== GOAL OF THE EXERCISE ==
Repeat every entry below exactly as given.

== RECORDS SHOWN ==
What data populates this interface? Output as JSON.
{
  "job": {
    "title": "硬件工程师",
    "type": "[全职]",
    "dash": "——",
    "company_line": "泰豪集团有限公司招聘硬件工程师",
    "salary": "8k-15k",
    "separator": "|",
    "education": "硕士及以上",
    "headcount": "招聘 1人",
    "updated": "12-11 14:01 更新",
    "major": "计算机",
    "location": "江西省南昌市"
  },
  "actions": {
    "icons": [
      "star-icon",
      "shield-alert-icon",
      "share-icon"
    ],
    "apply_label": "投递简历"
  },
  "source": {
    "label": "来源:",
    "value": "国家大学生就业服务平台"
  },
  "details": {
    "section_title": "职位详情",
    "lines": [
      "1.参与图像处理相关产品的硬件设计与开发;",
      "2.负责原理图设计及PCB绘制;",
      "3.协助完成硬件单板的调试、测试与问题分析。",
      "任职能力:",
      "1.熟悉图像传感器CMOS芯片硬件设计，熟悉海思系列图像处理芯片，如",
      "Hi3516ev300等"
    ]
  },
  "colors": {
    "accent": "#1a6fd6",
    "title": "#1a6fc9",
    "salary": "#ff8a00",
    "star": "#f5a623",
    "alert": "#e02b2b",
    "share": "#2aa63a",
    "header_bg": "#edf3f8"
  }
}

== ANSWER FOR THIS EXERCISE ==
What data populates this interface? Output as JSON.
{
  "job": {
    "title": "硬件工程师",
    "type": "[全职]",
    "dash": "——",
    "company_line": "泰豪集团有限公司招聘硬件工程师",
    "salary": "8k-15k",
    "separator": "|",
    "education": "硕士及以上",
    "headcount": "招聘 1人",
    "updated": "12-11 14:01 更新",
    "major": "计算机",
    "location": "江西省南昌市"
  },
  "actions": {
    "icons": [
      "star-icon",
      "shield-alert-icon",
      "share-icon"
    ],
    "apply_label": "投递简历"
  },
  "source": {
    "label": "来源:",
    "value": "国家大学生就业服务平台"
  },
  "details": {
    "section_title": "职位详情",
    "lines": [
      "1.参与图像处理相关产品的硬件设计与开发;",
      "2.负责原理图设计及PCB绘制;",
      "3.协助完成硬件单板的调试、测试与问题分析。",
      "任职能力:",
      "1.熟悉图像传感器CMOS芯片硬件设计，熟悉海思系列图像处理芯片，如",
      "Hi3516ev300等"
    ]
  },
  "colors": {
    "accent": "#1a6fd6",
    "title": "#1a6fc9",
    "salary": "#ff8a00",
    "star": "#f5a623",
    "alert": "#e02b2b",
    "share": "#2aa63a",
    "header_bg": "#edf3f8"
  }
}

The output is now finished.